While correcting the deficiencies, you also need to rewire the brain-body connection in order to break out of the inefficient swing pattern.  





November 11, 2017
The top 10 fitness must haves for better golf.  Click on the pic and then "podcast."  
My segment starts at 1:10:30.

June 22, 2017
(go to 1:10:00 into the show)
golf posture, muscle imbalance, improving distance, stretching, hydration, Tiger and specialization, Rory and weight lifting

March 14, 2015
(go to 1:08:00 into the show)
fitness vs. golf fitness, strength training and slowing down the aging process, C and S-postures 
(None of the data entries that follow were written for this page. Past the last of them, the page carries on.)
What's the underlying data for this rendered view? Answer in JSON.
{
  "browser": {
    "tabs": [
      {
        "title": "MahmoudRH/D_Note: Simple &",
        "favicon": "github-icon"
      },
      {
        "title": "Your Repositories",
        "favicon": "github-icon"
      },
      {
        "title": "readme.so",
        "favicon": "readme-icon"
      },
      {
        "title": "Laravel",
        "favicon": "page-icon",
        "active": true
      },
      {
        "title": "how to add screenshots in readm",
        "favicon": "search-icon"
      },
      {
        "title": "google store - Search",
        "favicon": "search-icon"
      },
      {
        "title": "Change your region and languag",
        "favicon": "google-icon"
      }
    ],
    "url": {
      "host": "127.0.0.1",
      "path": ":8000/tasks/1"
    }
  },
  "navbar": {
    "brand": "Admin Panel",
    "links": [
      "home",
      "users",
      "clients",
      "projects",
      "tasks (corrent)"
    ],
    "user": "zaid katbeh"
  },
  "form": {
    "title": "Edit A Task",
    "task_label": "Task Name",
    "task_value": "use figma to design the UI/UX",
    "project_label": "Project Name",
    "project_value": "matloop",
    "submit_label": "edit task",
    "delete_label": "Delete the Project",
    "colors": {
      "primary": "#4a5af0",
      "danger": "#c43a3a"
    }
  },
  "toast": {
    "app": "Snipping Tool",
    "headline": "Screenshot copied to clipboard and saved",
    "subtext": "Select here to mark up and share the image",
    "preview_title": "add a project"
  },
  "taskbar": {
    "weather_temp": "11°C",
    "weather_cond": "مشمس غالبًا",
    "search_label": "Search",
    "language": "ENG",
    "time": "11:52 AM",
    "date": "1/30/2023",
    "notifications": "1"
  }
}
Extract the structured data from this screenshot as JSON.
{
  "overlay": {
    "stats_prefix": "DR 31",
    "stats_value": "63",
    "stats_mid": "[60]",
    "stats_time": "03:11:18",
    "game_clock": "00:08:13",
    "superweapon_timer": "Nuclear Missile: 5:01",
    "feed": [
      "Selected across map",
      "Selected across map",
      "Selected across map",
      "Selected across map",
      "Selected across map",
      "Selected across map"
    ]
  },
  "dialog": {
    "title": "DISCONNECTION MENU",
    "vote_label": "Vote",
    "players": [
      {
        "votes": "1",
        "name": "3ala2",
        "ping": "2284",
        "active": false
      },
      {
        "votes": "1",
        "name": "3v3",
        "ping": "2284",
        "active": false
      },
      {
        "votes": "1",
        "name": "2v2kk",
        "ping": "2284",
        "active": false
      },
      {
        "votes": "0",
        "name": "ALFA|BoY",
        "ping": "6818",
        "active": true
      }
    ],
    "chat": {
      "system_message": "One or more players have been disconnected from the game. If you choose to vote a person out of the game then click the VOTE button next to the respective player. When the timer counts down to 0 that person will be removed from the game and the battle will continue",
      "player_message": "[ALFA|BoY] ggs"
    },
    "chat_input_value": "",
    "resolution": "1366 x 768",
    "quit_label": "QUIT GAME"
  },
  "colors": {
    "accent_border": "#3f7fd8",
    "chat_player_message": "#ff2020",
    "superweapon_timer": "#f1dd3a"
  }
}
scroll down to 9/9/2013
(go to 23:15 into the show)
back injury